In arm A of the M12-175 study, venetoclax had an overall response rate of 79 percent (n=92/116) and complete response in 20 percent of patients. Serious adverse events (AEs) occurring in ≥ 2 percent of patients were febrile neutropenia, pneumonia, immune thrombocytopenia, tumor lysis syndrome, diarrhea, fluid overload, hyperglycemia, prostate cancer, pyrexia, upper respiratory tract infection, and viral upper respiratory tract infection. Grade 3 or 4 AEs occurring in ≥ 2 percentof patients were diarrhea, nausea, neutropenia, fatigue, anemia, thrombocytopenia, vomiting and hyperglycemia.
“The publication of these data is the culmination of nearly two decades of work by AbbVie scientists who have advanced our understanding of the BCL protein family and its role in certain cancers,” said Michael Severino, M.D., executive vice president of research and development and chief scientific officer, AbbVie. “Results from this Phase 1 study provide important information about how we might treat relapsed/refractory CLL and about the potential of venetoclax to provide responses for patients battling the disease.”
About the Study
The paper, titled “Targeting BCL-2 with Venetoclax in Relapsed Chronic Lymphocytic Leukemia” (Roberts et al, N Engl J Med 2015: published December 6, 2015), reported data from one arm of a first-in- human, Phase 1, open-label, multicentre, dose-escalation study of venetoclax in relapsed or refractory CLL/small lymphocytic lymphoma (SLL). The primary objectives of the study were to determine the safety profile, pharmacokinetics, and maximum tolerated dose. Secondary objectives were to assess response rates and other measures of efficacy. In the initial dose-escalation phase, all 56 patients received active treatment in one of eight dose cohorts (150-1200mg/day). Sixty additional patients were treated in an expansion cohort with a weekly stepwise ramp-up in dosing to 400mg/day. Patients continued daily venetoclax until disease progression or unacceptable toxicity.
About Chronic Lymphocytic Leukemia (CLL) and 17p Deletion
CLL is a typically slow-progressing cancer of the bone marrow and blood in which the bone marrow makes too many lymphocytes, a type of white blood cell.1 Approximately 3-10 percent of CLL patients have 17p deletion at diagnosis.2 The 17p deletion mutation is a genomic alteration in which a part of chromosome 17 is absent.3 Patients with the mutation have faster moving disease and poor outcomes.4
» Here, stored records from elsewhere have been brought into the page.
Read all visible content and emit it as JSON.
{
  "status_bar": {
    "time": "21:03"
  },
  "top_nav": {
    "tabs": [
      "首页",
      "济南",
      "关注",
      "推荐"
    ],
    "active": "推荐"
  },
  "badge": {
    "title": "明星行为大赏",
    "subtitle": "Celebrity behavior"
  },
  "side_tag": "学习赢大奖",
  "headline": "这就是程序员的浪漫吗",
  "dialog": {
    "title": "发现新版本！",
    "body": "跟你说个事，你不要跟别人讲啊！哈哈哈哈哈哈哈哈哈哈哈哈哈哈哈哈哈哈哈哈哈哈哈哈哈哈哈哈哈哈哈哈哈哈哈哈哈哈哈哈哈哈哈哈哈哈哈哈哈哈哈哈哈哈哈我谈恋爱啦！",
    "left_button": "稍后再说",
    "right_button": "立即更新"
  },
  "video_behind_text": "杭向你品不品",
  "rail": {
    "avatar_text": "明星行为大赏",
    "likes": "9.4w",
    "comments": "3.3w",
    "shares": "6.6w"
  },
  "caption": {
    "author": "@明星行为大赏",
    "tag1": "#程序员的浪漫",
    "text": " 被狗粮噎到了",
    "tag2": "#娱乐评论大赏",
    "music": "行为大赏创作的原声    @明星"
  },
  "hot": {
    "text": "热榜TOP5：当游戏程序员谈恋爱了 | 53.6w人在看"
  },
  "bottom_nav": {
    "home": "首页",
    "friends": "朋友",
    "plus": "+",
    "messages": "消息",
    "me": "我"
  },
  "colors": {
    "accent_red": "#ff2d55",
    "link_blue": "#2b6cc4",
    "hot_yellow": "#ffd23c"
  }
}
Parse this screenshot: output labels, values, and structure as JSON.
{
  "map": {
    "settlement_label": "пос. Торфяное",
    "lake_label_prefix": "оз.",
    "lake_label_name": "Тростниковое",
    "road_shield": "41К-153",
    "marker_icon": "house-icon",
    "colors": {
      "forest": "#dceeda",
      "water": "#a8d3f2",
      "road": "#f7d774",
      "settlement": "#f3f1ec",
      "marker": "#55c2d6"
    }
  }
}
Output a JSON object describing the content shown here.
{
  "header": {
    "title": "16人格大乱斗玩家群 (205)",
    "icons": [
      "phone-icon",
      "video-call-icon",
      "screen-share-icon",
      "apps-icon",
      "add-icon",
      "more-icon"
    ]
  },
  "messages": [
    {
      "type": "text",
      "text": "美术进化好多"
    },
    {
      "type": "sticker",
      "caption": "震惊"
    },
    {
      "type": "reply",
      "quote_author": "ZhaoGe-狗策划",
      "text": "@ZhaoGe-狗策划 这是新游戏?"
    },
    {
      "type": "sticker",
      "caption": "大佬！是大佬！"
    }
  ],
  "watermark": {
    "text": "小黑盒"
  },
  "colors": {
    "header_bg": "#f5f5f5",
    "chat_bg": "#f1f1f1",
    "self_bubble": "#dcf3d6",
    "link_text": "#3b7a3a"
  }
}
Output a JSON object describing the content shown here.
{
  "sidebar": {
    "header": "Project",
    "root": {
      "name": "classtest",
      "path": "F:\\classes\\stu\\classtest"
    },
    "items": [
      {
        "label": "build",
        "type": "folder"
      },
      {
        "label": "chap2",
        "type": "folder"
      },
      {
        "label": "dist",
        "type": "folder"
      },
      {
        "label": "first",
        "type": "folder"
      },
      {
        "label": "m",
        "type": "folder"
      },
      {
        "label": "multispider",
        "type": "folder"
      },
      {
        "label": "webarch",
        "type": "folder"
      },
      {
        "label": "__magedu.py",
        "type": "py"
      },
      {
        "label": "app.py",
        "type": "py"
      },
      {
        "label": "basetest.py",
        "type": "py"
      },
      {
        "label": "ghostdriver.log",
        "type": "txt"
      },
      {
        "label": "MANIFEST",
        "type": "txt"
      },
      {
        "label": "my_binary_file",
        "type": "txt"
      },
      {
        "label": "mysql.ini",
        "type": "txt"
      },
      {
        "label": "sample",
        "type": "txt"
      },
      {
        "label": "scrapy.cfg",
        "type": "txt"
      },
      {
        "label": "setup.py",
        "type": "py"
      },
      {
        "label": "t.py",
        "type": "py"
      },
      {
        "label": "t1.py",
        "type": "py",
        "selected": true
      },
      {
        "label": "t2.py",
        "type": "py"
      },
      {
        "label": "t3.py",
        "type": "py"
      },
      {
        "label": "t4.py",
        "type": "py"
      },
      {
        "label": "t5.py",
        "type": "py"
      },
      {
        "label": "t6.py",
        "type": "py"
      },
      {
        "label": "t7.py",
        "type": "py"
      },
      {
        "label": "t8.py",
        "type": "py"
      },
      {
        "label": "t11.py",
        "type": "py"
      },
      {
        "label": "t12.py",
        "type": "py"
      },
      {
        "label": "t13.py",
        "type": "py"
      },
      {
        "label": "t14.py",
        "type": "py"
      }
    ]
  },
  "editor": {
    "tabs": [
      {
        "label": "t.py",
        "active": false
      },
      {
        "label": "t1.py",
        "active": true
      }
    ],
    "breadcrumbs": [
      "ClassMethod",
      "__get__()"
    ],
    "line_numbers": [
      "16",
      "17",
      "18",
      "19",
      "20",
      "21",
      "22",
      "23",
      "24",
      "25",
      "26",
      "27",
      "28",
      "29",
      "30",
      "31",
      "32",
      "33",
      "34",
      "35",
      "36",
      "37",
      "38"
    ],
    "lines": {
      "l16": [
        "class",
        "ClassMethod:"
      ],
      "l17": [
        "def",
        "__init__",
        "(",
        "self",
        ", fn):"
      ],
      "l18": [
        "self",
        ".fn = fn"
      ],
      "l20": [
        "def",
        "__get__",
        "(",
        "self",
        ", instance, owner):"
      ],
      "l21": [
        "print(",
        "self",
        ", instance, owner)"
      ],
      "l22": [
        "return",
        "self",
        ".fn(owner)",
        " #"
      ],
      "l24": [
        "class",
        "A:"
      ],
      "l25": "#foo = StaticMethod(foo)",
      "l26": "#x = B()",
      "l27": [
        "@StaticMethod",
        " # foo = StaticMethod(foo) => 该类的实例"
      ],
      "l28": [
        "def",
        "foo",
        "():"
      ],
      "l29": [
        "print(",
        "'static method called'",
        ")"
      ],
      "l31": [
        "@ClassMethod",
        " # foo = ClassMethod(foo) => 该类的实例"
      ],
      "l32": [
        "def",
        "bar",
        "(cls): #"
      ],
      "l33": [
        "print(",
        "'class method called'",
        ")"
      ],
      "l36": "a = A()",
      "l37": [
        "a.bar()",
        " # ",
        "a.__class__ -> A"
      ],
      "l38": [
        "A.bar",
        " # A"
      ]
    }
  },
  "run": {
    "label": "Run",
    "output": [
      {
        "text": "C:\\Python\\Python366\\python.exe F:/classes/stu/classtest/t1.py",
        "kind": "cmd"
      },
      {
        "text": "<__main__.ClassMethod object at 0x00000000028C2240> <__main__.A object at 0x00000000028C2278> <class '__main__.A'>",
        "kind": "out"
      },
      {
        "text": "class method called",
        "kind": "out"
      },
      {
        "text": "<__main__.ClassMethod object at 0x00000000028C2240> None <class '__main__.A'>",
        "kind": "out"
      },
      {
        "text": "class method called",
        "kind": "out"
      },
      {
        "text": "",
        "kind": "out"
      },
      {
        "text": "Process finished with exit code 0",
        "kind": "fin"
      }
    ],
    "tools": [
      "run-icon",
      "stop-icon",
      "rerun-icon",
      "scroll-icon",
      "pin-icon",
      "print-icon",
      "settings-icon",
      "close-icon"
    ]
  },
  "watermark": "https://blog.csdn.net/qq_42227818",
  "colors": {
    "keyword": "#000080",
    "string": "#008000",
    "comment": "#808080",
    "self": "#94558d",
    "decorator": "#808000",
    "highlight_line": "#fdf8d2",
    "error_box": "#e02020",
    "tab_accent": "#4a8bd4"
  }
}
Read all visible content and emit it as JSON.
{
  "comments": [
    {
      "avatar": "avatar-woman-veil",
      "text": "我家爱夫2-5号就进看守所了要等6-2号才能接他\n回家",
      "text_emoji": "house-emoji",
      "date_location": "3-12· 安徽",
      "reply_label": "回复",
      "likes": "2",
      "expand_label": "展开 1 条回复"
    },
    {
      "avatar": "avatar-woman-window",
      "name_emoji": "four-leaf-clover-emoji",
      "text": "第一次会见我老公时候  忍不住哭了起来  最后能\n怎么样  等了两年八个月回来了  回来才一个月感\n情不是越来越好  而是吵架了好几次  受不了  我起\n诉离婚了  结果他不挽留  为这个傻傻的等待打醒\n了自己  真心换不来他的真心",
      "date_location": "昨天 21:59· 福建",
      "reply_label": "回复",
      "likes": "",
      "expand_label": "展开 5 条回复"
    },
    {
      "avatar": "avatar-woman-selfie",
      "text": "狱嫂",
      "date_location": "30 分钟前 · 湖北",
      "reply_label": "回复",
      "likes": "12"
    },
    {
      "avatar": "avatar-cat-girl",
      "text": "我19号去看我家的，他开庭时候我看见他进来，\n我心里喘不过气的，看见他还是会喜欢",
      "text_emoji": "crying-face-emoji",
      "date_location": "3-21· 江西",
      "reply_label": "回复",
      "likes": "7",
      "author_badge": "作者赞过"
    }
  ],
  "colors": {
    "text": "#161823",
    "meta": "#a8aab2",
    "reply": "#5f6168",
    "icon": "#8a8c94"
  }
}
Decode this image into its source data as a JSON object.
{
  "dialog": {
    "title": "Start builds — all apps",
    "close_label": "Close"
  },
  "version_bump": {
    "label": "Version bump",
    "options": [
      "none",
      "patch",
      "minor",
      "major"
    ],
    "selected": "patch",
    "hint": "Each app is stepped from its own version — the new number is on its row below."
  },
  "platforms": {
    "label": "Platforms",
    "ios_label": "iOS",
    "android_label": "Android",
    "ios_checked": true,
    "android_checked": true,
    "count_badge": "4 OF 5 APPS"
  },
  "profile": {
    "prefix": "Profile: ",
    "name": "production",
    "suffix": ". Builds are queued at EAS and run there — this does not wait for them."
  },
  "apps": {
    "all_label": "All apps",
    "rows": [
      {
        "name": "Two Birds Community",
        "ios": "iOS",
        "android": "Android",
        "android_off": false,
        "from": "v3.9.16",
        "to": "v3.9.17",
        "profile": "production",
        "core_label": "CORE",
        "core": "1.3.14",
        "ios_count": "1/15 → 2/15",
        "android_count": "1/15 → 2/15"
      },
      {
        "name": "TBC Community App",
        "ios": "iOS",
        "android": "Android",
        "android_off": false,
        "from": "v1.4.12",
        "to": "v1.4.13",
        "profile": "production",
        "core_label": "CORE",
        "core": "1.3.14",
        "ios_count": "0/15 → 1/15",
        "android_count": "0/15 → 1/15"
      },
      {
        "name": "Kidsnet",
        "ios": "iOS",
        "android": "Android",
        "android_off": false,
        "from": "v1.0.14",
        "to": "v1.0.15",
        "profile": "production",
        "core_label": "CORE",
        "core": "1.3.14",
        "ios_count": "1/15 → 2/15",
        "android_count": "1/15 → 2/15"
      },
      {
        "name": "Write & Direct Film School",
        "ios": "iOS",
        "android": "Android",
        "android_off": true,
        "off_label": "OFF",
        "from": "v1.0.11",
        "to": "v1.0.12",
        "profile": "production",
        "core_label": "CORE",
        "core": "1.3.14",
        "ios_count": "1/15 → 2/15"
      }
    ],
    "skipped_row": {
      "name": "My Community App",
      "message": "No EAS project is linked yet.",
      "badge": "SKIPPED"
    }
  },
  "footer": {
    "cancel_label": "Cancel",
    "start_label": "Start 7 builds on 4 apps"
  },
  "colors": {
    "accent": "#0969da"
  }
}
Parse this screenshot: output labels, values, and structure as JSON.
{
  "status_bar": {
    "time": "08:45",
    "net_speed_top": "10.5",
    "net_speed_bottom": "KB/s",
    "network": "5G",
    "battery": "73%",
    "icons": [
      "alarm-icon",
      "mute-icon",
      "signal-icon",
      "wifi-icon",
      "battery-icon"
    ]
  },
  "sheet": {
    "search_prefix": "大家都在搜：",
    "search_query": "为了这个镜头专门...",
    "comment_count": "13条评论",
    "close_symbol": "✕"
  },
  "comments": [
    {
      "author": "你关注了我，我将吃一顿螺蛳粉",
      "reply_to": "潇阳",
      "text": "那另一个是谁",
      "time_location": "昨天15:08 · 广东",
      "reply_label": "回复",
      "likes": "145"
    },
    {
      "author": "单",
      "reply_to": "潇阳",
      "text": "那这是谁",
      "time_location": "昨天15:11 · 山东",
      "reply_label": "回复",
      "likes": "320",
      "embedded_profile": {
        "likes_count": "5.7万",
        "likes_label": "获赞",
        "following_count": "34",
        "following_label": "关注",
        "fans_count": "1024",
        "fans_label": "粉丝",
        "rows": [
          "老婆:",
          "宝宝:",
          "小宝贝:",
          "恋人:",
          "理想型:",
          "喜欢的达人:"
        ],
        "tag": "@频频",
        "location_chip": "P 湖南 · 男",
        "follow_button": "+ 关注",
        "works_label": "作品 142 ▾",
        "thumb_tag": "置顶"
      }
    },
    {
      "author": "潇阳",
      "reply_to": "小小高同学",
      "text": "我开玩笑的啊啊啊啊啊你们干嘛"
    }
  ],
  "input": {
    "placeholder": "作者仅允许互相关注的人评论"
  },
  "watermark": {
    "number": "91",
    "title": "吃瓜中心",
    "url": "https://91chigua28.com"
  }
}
This mutation occurs in approximately 30-50 patients with relapsed/refractory CLL. The median life expectancy of CLL patients with 17p deletion is less than 2-3 years.5
Venetoclax is an investigational oral BCL-2 inhibitor being evaluated for the treatment of patients with various cancer types. The BCL-2 protein prevents apoptosis of some cells, including lymphocytes, and can be over expressed in some cancer types. Venetoclax is designed to selectively inhibit the function of the BCL-2 protein. Venetoclax is being developed in collaboration with Genentech and Roche.
Together, the companies are committed to BCL-2 research with venetoclax, which is currently being evaluated in Phase 3 clinical trials for the treatment of relapsed/refractory CLL, along with studies in several other cancers. Venetoclax is an investigational compound and its safety and efficacy have not been evaluated by the FDA or any other health authority.